What to work on
Return each line below exactly as it reads, and omit any image in it.
== Entries supplied
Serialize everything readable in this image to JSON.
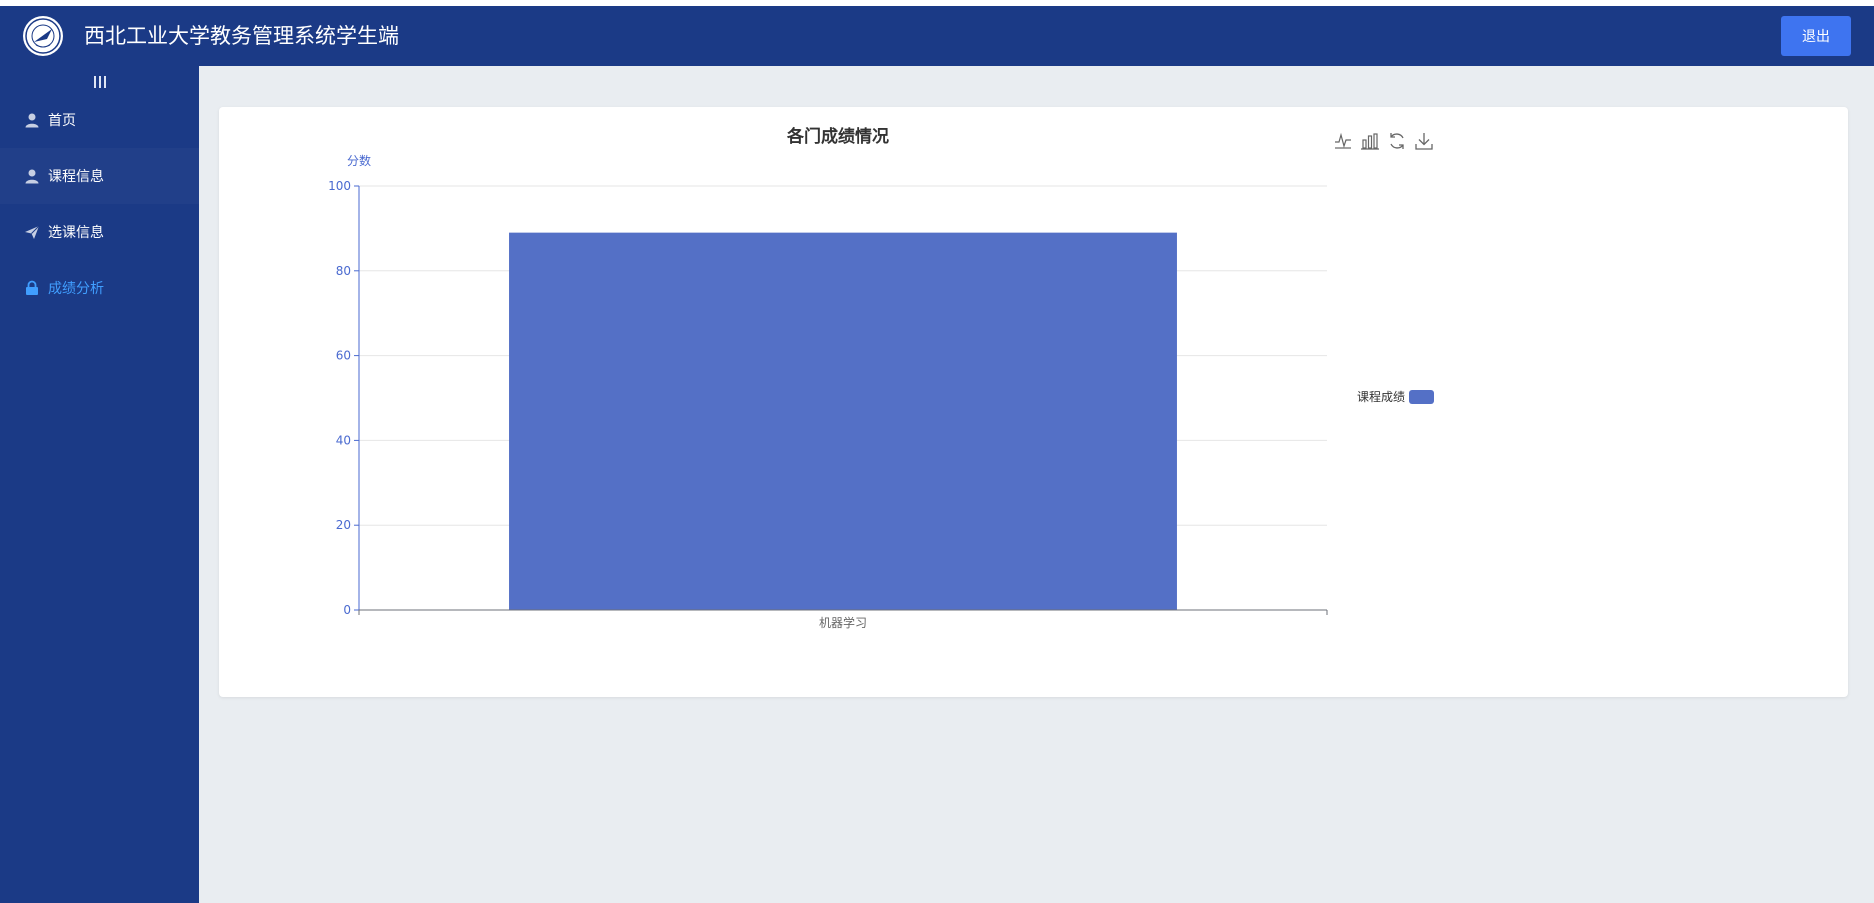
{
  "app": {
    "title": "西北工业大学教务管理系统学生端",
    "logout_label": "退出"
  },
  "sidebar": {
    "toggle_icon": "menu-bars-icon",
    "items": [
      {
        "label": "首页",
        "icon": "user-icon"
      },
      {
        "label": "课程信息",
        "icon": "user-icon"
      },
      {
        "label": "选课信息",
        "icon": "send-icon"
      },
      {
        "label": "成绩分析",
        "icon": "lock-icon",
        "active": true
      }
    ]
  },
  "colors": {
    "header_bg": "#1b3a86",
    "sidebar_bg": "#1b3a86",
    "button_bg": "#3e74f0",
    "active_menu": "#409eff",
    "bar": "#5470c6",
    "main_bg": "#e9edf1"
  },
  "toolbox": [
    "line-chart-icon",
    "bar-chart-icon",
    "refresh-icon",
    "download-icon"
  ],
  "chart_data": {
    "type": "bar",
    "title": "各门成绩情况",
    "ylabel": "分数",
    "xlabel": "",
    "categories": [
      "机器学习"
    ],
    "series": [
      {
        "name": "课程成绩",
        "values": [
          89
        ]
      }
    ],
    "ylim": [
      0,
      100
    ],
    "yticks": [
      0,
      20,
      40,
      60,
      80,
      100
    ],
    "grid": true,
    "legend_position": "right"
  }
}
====
Response area
Serialize everything readable in this image to JSON.
{
  "app": {
    "title": "西北工业大学教务管理系统学生端",
    "logout_label": "退出"
  },
  "sidebar": {
    "toggle_icon": "menu-bars-icon",
    "items": [
      {
        "label": "首页",
        "icon": "user-icon"
      },
      {
        "label": "课程信息",
        "icon": "user-icon"
      },
      {
        "label": "选课信息",
        "icon": "send-icon"
      },
      {
        "label": "成绩分析",
        "icon": "lock-icon",
        "active": true
      }
    ]
  },
  "colors": {
    "header_bg": "#1b3a86",
    "sidebar_bg": "#1b3a86",
    "button_bg": "#3e74f0",
    "active_menu": "#409eff",
    "bar": "#5470c6",
    "main_bg": "#e9edf1"
  },
  "toolbox": [
    "line-chart-icon",
    "bar-chart-icon",
    "refresh-icon",
    "download-icon"
  ],
  "chart_data": {
    "type": "bar",
    "title": "各门成绩情况",
    "ylabel": "分数",
    "xlabel": "",
    "categories": [
      "机器学习"
    ],
    "series": [
      {
        "name": "课程成绩",
        "values": [
          89
        ]
      }
    ],
    "ylim": [
      0,
      100
    ],
    "yticks": [
      0,
      20,
      40,
      60,
      80,
      100
    ],
    "grid": true,
    "legend_position": "right"
  }
}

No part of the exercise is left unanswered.